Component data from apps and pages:
-=-=-

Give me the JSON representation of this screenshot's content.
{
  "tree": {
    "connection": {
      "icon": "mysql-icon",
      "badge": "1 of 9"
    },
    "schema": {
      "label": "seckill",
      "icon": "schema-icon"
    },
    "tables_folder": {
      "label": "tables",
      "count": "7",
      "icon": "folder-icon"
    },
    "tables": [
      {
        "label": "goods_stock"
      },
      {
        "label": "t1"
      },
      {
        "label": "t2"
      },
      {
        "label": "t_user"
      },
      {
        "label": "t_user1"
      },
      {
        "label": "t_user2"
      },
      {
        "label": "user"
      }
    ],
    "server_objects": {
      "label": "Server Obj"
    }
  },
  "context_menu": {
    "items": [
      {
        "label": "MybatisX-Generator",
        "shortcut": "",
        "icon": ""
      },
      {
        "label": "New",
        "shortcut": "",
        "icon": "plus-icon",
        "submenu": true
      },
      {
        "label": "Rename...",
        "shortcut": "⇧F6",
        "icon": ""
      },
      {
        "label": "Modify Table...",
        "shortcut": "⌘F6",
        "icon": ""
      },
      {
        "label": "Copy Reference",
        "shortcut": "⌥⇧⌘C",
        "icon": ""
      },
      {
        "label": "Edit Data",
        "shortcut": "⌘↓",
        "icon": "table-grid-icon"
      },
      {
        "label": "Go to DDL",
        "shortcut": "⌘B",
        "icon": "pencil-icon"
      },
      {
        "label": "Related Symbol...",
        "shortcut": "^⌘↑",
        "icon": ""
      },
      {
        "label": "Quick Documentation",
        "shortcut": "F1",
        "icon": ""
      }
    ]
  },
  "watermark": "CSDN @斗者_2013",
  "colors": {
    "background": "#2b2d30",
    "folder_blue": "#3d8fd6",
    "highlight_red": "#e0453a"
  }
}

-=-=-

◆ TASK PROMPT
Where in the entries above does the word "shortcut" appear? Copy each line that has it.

◆ ANSWER BOX
        "shortcut": "",
        "shortcut": "",
        "shortcut": "⇧F6",
        "shortcut": "⌘F6",
        "shortcut": "⌥⇧⌘C",
        "shortcut": "⌘↓",
        "shortcut": "⌘B",
        "shortcut": "^⌘↑",
        "shortcut": "F1",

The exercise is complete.